8 May - 11June, 2021
T293 Rome
T293 - Trey Abdella – In the Neighborhood - 1
T293 - Trey Abdella – In the Neighborhood - 1
T293 - Trey Abdella – In the Neighborhood - 1

T293 is pleased to announce In The Neighborhood, the second solo exhibition at the gallery by New York based artist Trey Abdella. A new series of large-format canvases is on display.

In The Neighborhood is conceived by the artist as a journey through his childhood and coming of age experiences. The works portray mundane but nonetheless memorable situations that Abdella has lived while growing up in the suburbs of West Virginia. Overworking a job to pay the rent, recording a movie inside the cinema, being crushed down at a concert or reading Playboy at school are simple facts but they inevitably impact on an adolescent’s growth and future memory.

By drawing inspiration from ordinary life events, the paintings somehow turn out to be extremely relatable, so much that the viewer feels a certain familiarity with them. Abdella teases our sensibility by first making us feel compassionate about the characters of his paintings, but at the end he shatters their finale. The autobiographical narrative is alternated by the fantastic, sometimes monstrous, imagery that the artist depicts.

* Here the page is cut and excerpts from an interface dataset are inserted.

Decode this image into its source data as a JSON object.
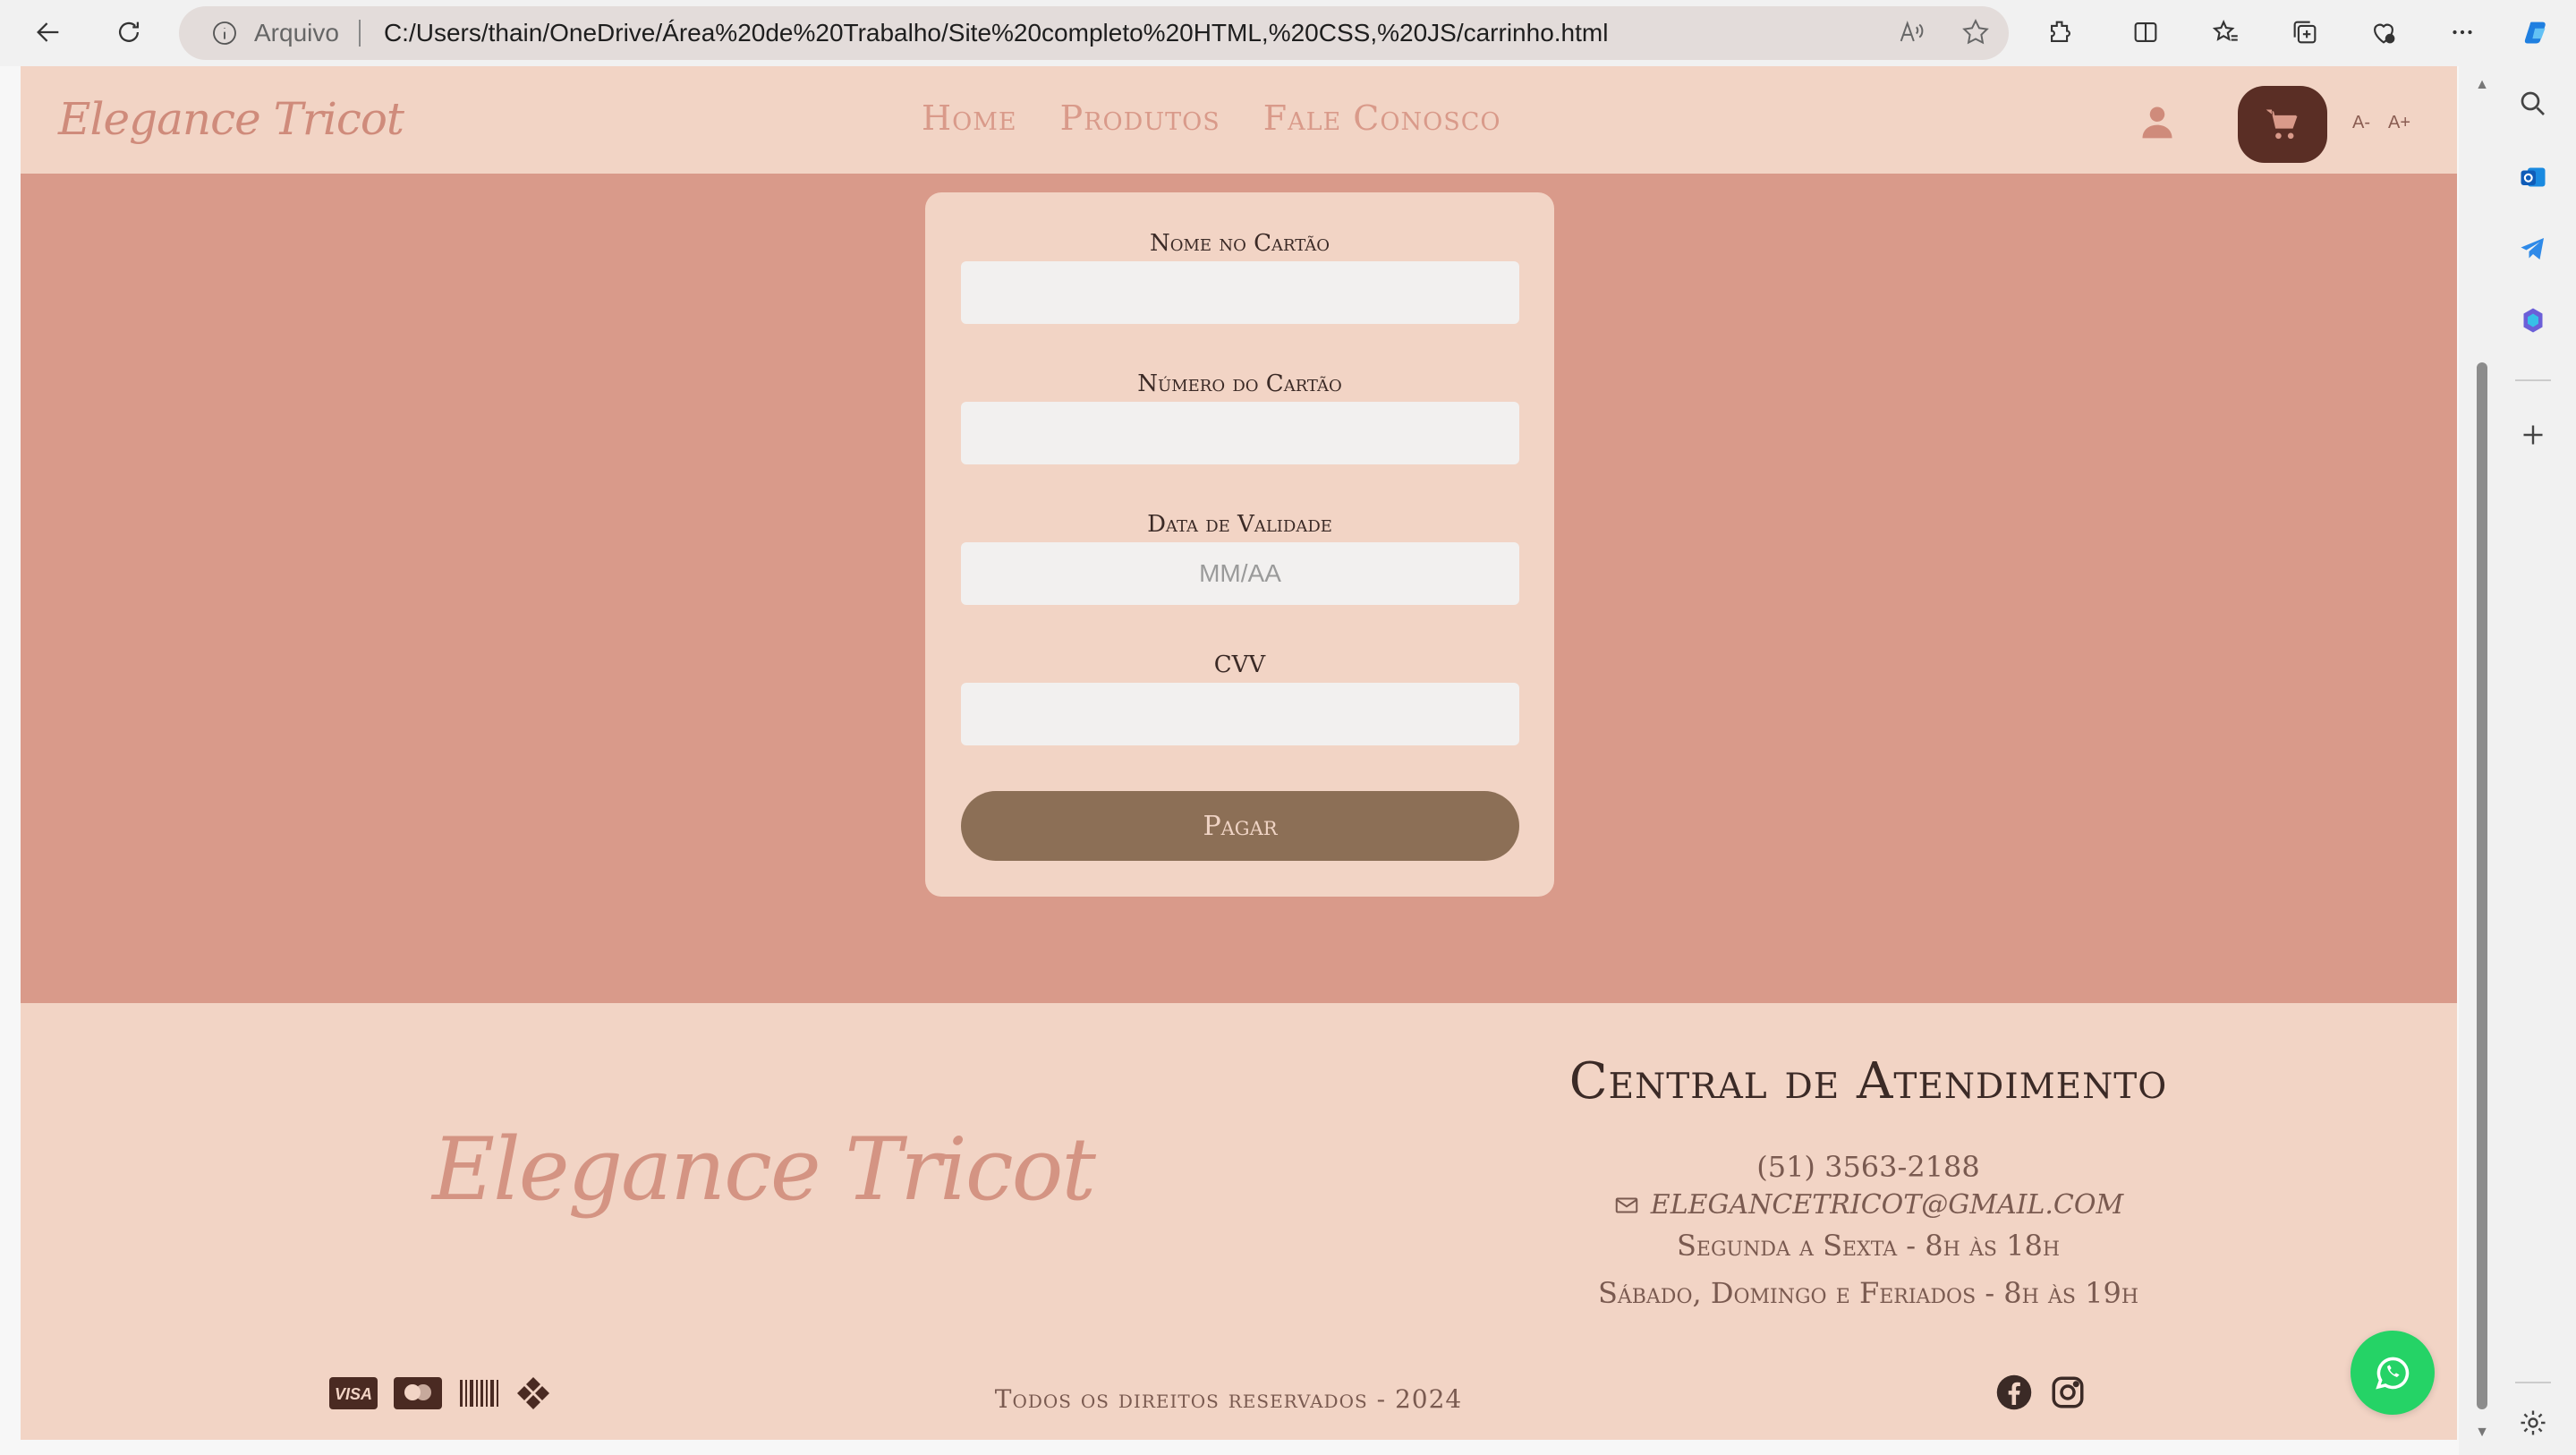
{
  "browser": {
    "address_label": "Arquivo",
    "url": "C:/Users/thain/OneDrive/Área%20de%20Trabalho/Site%20completo%20HTML,%20CSS,%20JS/carrinho.html"
  },
  "site": {
    "brand": "Elegance Tricot",
    "nav": [
      "Home",
      "Produtos",
      "Fale Conosco"
    ],
    "font_decrease": "A-",
    "font_increase": "A+"
  },
  "payment_form": {
    "name_label": "Nome no Cartão",
    "name_value": "",
    "number_label": "Número do Cartão",
    "number_value": "",
    "expiry_label": "Data de Validade",
    "expiry_placeholder": "MM/AA",
    "cvv_label": "CVV",
    "cvv_value": "",
    "submit_label": "Pagar"
  },
  "footer": {
    "brand": "Elegance Tricot",
    "central_title": "Central de Atendimento",
    "phone": "(51) 3563-2188",
    "email": "ELEGANCETRICOT@GMAIL.COM",
    "hours_weekdays": "Segunda a Sexta - 8h às 18h",
    "hours_weekend": "Sábado, Domingo e Feriados - 8h às 19h",
    "copyright": "Todos os direitos reservados - 2024",
    "payment_icons": [
      "visa-icon",
      "mastercard-icon",
      "barcode-icon",
      "pix-icon"
    ],
    "social_icons": [
      "facebook-icon",
      "instagram-icon"
    ]
  },
  "colors": {
    "page_bg": "#d99a8a",
    "header_bg": "#f2d4c5",
    "accent": "#cf8b7b",
    "cart_bg": "#5a2e25",
    "pay_button": "#8c6f56",
    "whatsapp": "#25d366"
  }
}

Abdella oversaturates his paintings with influences from pop culture, hyper-realism and cartoons, constructing a very personal narrative, which became his very signature. On the constant search of new materials, Abdella challenges himself in looking for new ways of making paintings. In this new series, the artist inserts textures, ready-made objects, such as LED lights and a functioning clock system into the canvases, creating new and unexpected sculptural effects.

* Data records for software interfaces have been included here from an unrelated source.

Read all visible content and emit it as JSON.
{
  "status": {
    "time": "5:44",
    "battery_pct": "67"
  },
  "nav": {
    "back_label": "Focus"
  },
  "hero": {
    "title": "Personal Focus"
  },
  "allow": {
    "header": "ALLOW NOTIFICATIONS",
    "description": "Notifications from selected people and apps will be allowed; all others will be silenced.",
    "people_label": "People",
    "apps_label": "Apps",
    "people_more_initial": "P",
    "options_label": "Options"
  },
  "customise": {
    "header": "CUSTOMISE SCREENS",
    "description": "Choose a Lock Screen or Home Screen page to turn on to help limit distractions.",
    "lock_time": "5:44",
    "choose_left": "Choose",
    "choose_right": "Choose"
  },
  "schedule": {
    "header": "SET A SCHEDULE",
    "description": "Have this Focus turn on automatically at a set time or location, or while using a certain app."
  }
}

Playing down tragic moments by making them visually delightful is one of the most significant characteristics of Abdella’s practice and approach to painting. The well-known sentence “What in life does us annoy, We in picture do enjoy” by Johann Wolfgang von Goethe appears at this point as the most appropriate description for Abdella’s new works, which can be experienced as a pleasing but nonetheless bittersweet stroll in the neighborhood of one’s own youth.